My good friend, Ken Joines of Memphis, TN, reminded me of a statement Jesus made, “…a man’s life does not consist in the abundance of the things he possesses” (Luke 12:15). Ken observed that we have not fully bought into that truth yet. We have problems! Big ones!! There are economic problems; social, educational, domestic, and moral problems. Yet, there is one main problem that underlies all the others.
Today poor people in American enjoy things that were far beyond the reach of even kings only a few generations ago. We have radios, TVs, cell phones, and computers. We produce far more grain than we eat or sell. We’re able to produce more of nearly everything than we can use. Everything, that is, except human servants. We need more doctors, nurses, and teachers than the schools can turn out. Is there something amiss in a nation that can produce more “things” than we can use or sell and yet fail to produce even the minimum requirements in human servants? Most of us drive nicer cars, live in better houses, and wear nicer clothes than our grandparents did. But the nagging question is: Am I a better person than my grandparents were? The fact of the matter is that you cannot measure spiritual and moral progress by the fine houses in which we live or the number of possessions we have obtained.
A disturbing contradiction is taking place. At a time when we are producing more of everything than we need, crime is higher, divorce is more prevalent, out-of-wedlock births are higher, and pornography and juvenile crimes are off the charts. One out of every thirty-one people is an alcoholic. Strangely, we shoot mad dogs but license the liquor dealer! We claim to be the most civilized nation on earth and yet more than 50 million children receive no kind of religious training. They are tossed on a stormy sea of moral relativism, unable to make simple choices between right and wrong.
What keeps a nation strong and secure?
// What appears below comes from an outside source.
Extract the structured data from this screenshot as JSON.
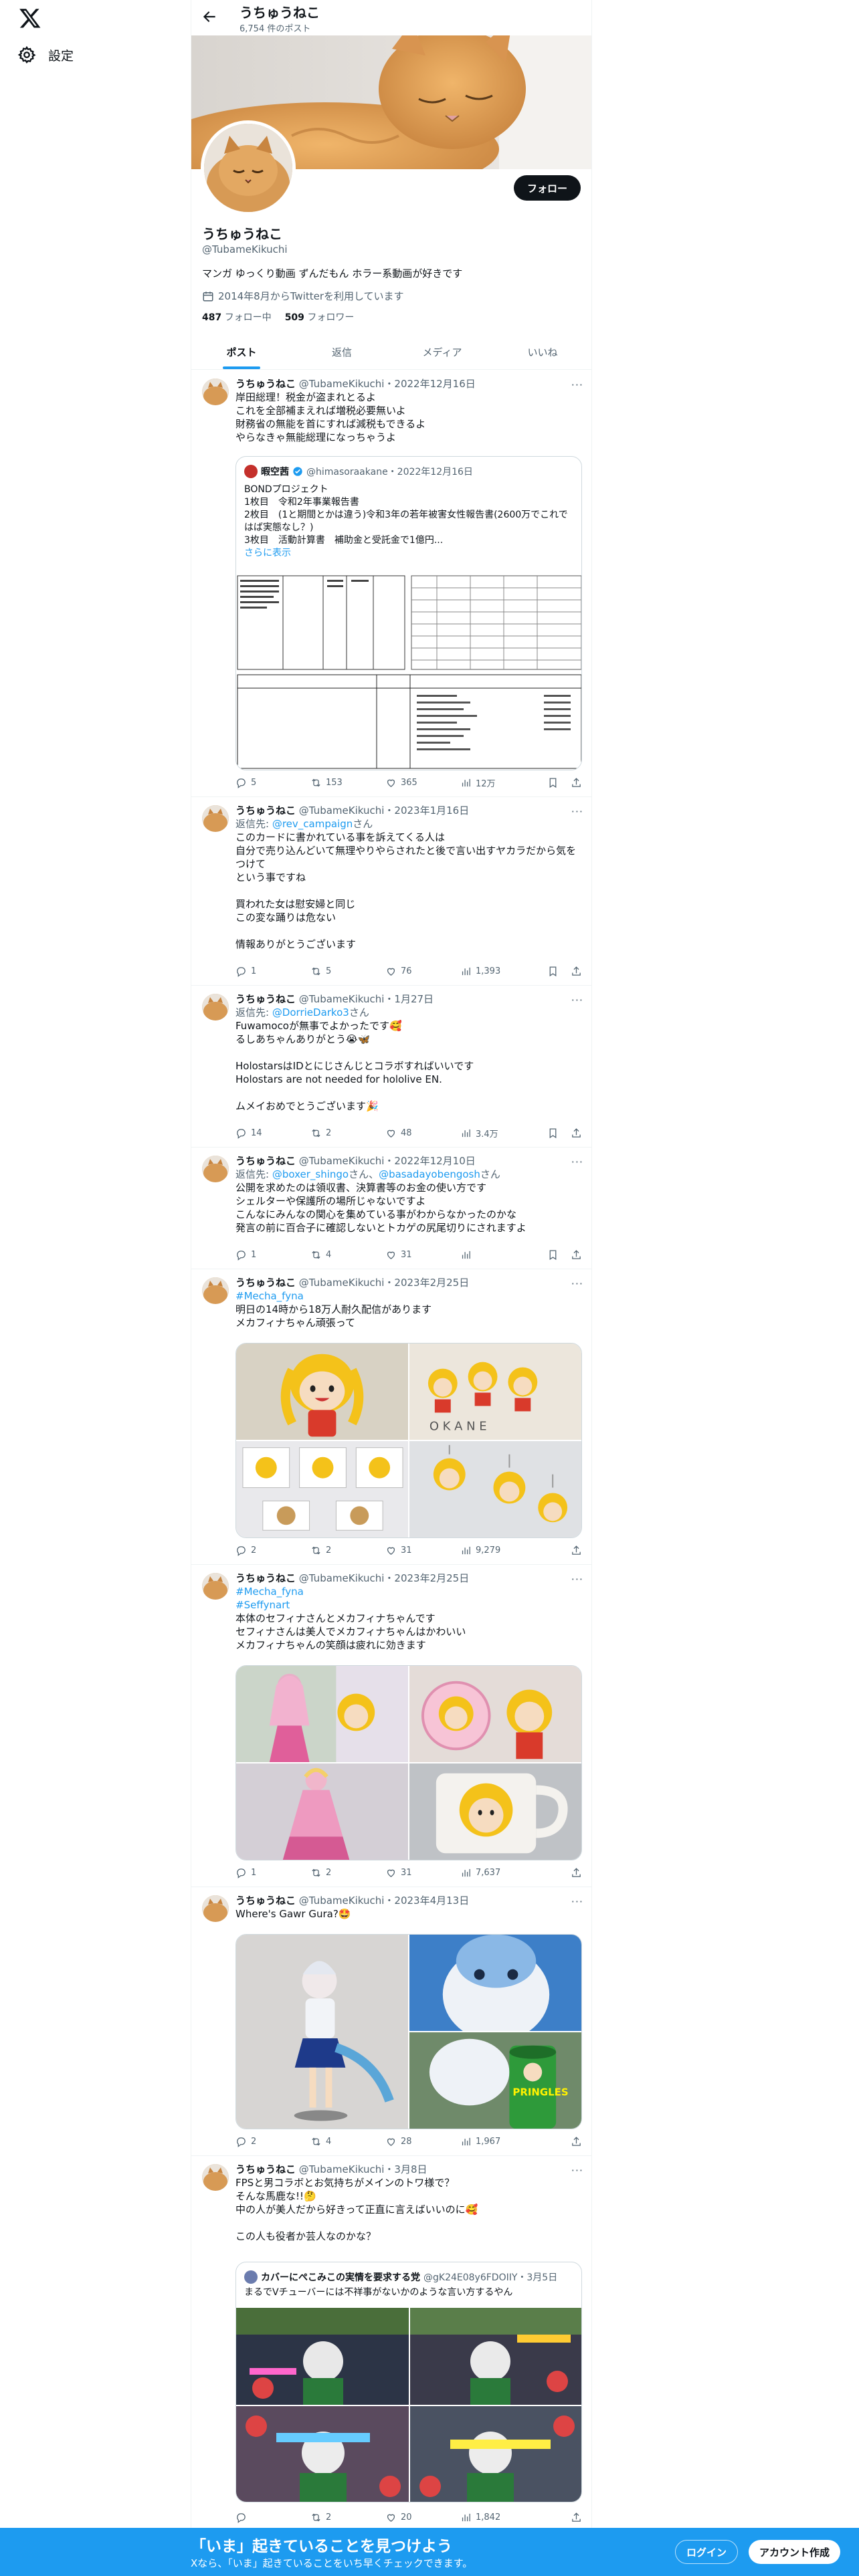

Well, if Congress could do it, ancient Tyre would be with us today. If political machinery could do it, Rome would not have fallen. If military power could do it, Germany would not have failed. Solomon said, “Righteousness exalts a nation, but sin is a disgrace to any people” (Proverbs 14:34). Goodness has been and will continue to be our strength. America is on the verge of ceasing to be good and the responsibility to do something about it is ours, whether we like it or not. Each of us is a commanding officer in the war on crime and sin.
We’ve spent astronomical sums of money on science and technology. Yet, not one social or moral problem has ever been solved by them. We have assumed that if we just raise the standard of living we will improve the quality of people. Wrong! Our job is not just to teach a child how to walk, but where to walk. Merely making environmental improvements will not change us. When we teach our children to believe that we are just highly evolved animals, they will behave like animals. They will have no purpose or foundation in life. On the other hand, when we teach them that man was created by God and was made in His image, we provide them a sense of dignity and a moral foundation upon which to build a good life, not just make a good living.